It was less than an hour later when the surgeon made his way into our room. I could barely stand when he came in. He said, “We got it all in.” I was relieved because it really did look like a lot to fit all of it into the silo. When I said that, he said, “No. It’s all back in his abdomen.” My parents and I had the same reaction. Shock. How the Hell did he fit that much back inside? But I didn’t have the energy to ask. I just thanked him. He told us that he didn’t close Henry’s hole. He just put some mesh over it and covered it. That means it should heal without a scar if all goes well. That’ll leave him without a belly button and with a flat tummy.
That was around seven o’clock–some five hours after our last ultrasound. It’s been some 48 hours since then. Since then, things have become pretty standard. My parents went home the following afternoon. My best friend came down. Our friends at the Ronald McDonald House came over. Other than that, we’ve fallen into a routine of making our way back and forth between the NICU and the Maternal Fetal Care Unit. I’ve probably walked that hallway thirty times already. And Sofia has graduated from the wheelchair to walking the hallway most of the time. Her recovery from the C-Section is ahead of schedule.
As for Henry, all signs look good. From the resting heart rate of 200 before surgery, we watched it fall into the 140s this evening. It’s been slow and steady. The respiratory rate is falling too–but continues to climb when they pump gunk out of his intestines. He also got a PICC line in today–a procedure I would recommend not being present for.
And now we wait. He continues to get better. He went from morphine in his first few hours to aspirin to no pain meds at all. As the PICC line give him the nutrition he needs is in, we wait for his intestines to heal. Sofia has already started pumping so that we will have milk to give him when his intestines are healed and ready to start the long process to full feedings.

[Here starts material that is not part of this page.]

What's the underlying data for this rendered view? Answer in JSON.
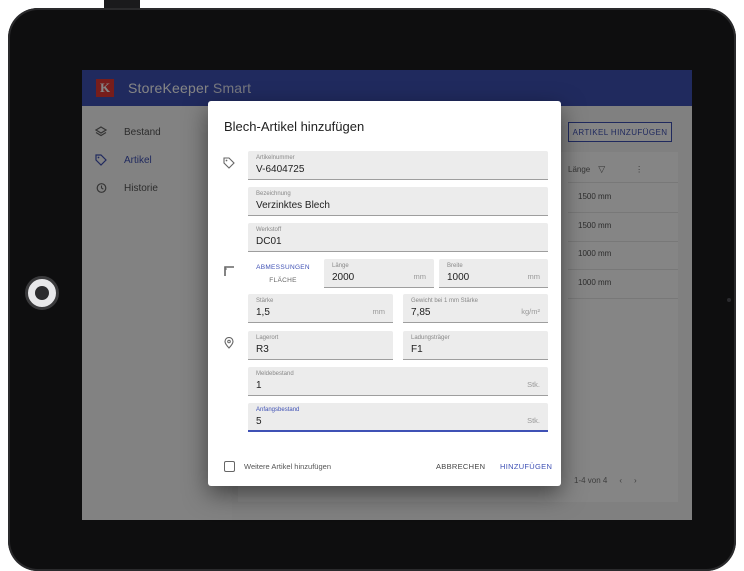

I am ready for the long road ahead. I did not expect such a terrifying entry to this world for our little one.. But we are in a far better place now. This is the part we were ready for–waiting for Henry to recover. Sofia will be discharged as 2018 turns into 2019. After that, our lives will stop being the back and forth in the fourth floor hallway and will start being a back and forth between the hospital and the Ronald McDonald House.
I am convinced that the preparation plan that Children’s Hospital of Colorado provided us and their care upon my son’s arrival saved his life. There is no way to know what would have happened if we weren’t here for that last ultrasound. I will be forever grateful for this place. We are lucky to have such a place here in Colorado.
I will keep you guys updated on the long road to a full recovery.